7 July, 2011
CD and Other Review

Review: PERGOLESI: Stabat Mater (Anna Netrebko; Marianna Pizzolato; Orchestra dell’Accademia Nazionale di Santa Cecilia/Pappano)

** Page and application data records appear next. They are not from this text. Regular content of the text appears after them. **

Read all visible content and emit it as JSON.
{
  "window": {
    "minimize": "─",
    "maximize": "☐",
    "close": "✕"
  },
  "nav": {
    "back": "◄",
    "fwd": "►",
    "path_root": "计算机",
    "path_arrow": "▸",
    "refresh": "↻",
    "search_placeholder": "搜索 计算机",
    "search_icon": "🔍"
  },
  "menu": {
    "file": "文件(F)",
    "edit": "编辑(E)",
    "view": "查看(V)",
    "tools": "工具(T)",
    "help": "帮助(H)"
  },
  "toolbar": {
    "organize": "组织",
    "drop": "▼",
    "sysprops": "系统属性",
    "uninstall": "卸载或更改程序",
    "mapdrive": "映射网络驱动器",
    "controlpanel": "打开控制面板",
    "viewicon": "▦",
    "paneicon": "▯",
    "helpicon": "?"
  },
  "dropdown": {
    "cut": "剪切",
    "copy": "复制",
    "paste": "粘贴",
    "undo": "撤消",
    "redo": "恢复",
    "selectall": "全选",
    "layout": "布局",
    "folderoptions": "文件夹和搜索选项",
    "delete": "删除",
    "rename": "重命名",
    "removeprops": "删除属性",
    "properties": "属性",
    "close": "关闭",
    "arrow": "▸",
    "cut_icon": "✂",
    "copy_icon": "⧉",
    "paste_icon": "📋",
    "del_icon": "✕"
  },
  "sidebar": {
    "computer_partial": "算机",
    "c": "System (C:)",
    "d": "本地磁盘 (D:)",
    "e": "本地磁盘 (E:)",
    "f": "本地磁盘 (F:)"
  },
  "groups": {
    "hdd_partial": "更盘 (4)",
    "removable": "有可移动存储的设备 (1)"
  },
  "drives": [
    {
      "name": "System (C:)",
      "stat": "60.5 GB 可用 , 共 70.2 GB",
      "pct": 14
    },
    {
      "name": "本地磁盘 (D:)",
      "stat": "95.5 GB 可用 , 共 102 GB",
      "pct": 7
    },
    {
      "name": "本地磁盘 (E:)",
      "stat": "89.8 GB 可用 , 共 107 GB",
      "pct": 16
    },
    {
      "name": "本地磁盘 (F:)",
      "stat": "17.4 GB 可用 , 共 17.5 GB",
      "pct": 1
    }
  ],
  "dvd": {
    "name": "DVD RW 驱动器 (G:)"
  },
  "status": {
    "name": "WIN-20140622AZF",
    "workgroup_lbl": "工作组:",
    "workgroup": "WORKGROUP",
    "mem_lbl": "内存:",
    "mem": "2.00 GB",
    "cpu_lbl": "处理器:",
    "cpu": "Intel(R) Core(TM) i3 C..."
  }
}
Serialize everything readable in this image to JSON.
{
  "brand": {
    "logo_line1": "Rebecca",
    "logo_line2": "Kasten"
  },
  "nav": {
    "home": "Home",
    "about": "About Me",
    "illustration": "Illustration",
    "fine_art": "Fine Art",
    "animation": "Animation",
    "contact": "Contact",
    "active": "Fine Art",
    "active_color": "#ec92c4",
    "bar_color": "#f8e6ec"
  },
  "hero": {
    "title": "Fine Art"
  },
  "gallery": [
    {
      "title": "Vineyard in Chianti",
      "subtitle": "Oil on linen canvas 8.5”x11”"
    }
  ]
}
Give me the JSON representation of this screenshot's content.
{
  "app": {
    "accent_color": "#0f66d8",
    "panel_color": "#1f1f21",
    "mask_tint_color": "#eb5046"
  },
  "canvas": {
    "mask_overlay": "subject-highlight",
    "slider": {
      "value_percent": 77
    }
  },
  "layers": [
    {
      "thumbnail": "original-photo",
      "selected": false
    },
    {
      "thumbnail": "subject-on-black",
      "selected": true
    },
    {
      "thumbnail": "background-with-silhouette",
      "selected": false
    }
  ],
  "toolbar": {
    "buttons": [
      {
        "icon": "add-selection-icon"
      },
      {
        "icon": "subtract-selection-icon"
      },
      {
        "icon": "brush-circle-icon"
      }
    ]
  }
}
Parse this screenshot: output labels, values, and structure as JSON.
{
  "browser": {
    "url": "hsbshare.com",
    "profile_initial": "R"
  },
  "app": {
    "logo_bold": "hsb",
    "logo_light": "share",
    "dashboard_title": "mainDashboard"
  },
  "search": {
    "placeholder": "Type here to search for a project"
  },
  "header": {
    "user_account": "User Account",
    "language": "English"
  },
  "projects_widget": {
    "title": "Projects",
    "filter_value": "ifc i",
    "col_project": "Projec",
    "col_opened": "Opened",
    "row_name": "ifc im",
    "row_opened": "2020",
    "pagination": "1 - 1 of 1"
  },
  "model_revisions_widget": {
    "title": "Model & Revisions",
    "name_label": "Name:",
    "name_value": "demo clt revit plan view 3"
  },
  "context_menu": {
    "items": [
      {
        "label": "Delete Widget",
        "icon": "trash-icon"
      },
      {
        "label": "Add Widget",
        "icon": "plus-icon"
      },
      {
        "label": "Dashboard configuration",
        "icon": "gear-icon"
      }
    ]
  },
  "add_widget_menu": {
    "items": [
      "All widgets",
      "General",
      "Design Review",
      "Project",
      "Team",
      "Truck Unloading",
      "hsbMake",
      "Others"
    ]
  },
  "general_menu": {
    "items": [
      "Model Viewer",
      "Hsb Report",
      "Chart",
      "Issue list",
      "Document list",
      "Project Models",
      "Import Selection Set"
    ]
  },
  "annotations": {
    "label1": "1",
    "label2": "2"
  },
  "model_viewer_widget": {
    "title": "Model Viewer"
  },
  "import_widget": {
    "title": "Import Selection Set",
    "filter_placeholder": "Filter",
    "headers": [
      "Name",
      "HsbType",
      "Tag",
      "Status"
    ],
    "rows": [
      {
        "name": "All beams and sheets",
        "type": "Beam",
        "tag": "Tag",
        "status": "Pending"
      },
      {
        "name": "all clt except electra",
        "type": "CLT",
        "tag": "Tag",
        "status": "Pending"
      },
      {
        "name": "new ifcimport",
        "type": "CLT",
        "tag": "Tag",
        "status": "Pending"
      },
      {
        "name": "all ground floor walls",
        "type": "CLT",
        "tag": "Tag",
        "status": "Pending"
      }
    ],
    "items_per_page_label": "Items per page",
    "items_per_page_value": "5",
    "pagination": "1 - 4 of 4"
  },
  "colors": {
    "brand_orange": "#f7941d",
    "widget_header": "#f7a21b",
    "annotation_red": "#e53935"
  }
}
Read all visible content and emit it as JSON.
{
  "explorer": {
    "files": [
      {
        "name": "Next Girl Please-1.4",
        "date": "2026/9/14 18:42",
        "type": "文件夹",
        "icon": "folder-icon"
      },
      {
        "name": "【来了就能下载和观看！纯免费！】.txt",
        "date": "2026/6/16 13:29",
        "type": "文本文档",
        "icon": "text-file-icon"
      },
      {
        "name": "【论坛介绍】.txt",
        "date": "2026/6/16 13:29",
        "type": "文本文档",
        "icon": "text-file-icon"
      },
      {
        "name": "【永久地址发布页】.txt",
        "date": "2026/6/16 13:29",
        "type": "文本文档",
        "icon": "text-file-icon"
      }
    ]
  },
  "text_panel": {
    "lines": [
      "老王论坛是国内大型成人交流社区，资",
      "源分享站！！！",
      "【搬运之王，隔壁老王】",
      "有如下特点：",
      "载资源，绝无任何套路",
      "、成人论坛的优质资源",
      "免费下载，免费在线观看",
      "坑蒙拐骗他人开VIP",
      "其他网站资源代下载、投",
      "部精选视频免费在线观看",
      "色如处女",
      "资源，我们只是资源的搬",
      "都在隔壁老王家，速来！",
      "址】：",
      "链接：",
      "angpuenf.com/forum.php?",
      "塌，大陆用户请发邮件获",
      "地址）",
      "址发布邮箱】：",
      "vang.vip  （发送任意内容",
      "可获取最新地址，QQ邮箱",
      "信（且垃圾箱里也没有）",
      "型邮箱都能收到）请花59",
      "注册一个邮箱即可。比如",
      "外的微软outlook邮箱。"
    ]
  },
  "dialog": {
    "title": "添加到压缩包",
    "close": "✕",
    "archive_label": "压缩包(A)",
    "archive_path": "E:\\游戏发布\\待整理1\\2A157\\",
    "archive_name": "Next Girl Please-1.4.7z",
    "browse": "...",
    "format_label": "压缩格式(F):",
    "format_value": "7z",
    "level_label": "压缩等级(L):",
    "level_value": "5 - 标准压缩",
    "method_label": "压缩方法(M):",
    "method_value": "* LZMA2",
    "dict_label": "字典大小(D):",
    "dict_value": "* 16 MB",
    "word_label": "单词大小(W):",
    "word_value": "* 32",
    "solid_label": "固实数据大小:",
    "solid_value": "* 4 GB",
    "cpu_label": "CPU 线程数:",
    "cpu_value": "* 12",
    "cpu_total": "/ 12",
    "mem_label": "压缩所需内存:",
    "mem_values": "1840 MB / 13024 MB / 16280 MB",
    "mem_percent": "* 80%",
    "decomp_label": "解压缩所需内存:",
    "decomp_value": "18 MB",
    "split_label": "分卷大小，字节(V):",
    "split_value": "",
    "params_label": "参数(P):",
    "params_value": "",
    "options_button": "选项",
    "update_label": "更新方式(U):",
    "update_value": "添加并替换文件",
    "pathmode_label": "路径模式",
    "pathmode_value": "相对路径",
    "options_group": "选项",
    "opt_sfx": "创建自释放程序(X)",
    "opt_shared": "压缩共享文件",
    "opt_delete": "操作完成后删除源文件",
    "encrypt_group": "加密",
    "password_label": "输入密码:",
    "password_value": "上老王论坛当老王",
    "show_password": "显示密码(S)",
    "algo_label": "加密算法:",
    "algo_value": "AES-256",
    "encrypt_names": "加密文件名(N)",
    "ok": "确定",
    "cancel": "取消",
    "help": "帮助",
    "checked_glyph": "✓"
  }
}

Just when you thought the market for Pergolesi’s Stabat Mater had reached saturation point, here’s Deutsche Grammophon with yet another. Although it’s called A Tribute to Pergolesi, the title could as easily have been A Vehicle for Anna Netrebko, since the Russian soprano is surely its raison d’être. The repertoire is a surprising choice for Netrebko, but this recording is remarkably effective. Netrebko’s voice is about a size larger than one would usually expect in this repertoire, and lacks the pinpoint precision of a typical Baroque specialist, but she wields it with such ardency and lustrous, expansive sound that she’s hard to resist. Young contralto Marianna Pizzolato is less gripping but no less lovely. Underpinned by Pappano’s elegant, sympathetic conducting, the two singers make a striking pair.  The Stabat Mater itself is beautifully, if not sensationally performed, but what really clinches this tribute are the less familiar secular cantatas which precede the main event. Pizzolato’s limpid account of Questo è il piano is a minor revelation, and Netrebko’s fiery Nel chiuso centro is a major one – operatic yet not overblown, it’s a 16-minute précis of what makes this soprano such a captivating performer and thrilling proof that Pergolesi’s talent…